This course serves as a transition from the general, historical physics principles covered in a general physics course and the more modern concepts of quantum mechanics, solid state physics, and relativity that are pertinent to the study of modern-day physics. A range of topics are covered in an introductory fashion so that students are familiarized with the background material they will need to succeed in upper-level physics courses.
Electricity and Magnetism
This is an advanced treatment of the material in General Physics II. There is a mathematical introduction to the vector calculus and the solution of differential equations. The student, however, should be familiar with the calculus and vector analysis. The course is designed to develop first Maxwell’s electromagnetic field equations from the classic experiments that led to them. The motion of charges, waves, and wave energies and momenta are then developed. Einstein’s special theory of relativity ties fields and particle motion together.
Fundamentals of Nuclear Physics
A strong foundation in nuclear physics is a fundamental component of any physicist’s tool chest. This is especially true of the medical physicist whose bread and butter is radiation science. In this course, the student is introduced to a broad swath of topics in nuclear physics. First, quantum mechanics are treated briefly to the depth necessary for the rest of the material. Nuclear properties essential to understanding the rest of the course are covered. General principles of radioactive decay are discussed, followed by in-depth discussions of alpha, beta, and gamma decays. The last planned topic is neutron physics, although the chapter on nuclear reactions will be covered if there is time.

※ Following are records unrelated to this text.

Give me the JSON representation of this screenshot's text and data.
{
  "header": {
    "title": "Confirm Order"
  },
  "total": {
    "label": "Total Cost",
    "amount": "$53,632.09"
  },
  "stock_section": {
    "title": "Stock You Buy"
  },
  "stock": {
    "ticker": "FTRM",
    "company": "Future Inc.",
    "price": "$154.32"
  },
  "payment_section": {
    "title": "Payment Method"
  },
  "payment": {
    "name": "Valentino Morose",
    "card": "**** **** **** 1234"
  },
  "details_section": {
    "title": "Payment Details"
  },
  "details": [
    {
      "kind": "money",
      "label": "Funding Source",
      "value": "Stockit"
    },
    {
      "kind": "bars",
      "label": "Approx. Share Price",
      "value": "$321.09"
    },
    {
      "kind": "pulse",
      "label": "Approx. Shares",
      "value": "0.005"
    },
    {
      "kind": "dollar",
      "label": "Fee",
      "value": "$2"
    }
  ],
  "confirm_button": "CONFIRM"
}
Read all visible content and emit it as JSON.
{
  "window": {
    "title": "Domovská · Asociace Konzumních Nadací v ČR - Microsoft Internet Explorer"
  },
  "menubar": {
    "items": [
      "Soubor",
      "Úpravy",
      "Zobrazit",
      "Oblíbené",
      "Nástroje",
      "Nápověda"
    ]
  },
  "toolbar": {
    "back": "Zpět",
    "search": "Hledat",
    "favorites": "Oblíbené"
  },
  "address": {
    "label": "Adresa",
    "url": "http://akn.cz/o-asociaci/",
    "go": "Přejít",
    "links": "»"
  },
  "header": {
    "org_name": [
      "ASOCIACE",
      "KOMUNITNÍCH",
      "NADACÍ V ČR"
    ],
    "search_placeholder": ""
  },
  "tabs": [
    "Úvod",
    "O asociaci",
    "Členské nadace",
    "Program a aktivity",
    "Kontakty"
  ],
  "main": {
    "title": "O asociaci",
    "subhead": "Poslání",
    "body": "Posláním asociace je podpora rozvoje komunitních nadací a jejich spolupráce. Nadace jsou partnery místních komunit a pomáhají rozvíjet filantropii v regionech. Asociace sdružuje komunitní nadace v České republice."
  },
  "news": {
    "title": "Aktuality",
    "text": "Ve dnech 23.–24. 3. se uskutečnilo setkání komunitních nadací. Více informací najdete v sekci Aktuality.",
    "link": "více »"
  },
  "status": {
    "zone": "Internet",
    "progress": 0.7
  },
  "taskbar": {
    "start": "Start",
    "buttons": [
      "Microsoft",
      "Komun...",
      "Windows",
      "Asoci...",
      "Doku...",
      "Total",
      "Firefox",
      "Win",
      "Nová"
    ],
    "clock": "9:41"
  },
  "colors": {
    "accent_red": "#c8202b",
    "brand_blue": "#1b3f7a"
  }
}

This course introduces the student to the basic concepts and laws of thermodynamics. A mathematical introduction is included in the course, although the student must be familiar with the calculus. With the aim of making the approach as simple as possible the thermodynamic potentials (internal energy, enthalpy, Helmholtz energy, and Gibbs energy) are introduced as soon as possible and the remainder of the course built upon them. The molecular picture of matter, statistical mechanics, irreversibility, entropy production, chemical thermodynamics, reaction kinetics, and transition state theory are treated. The course ends with a treatment of phase transitions.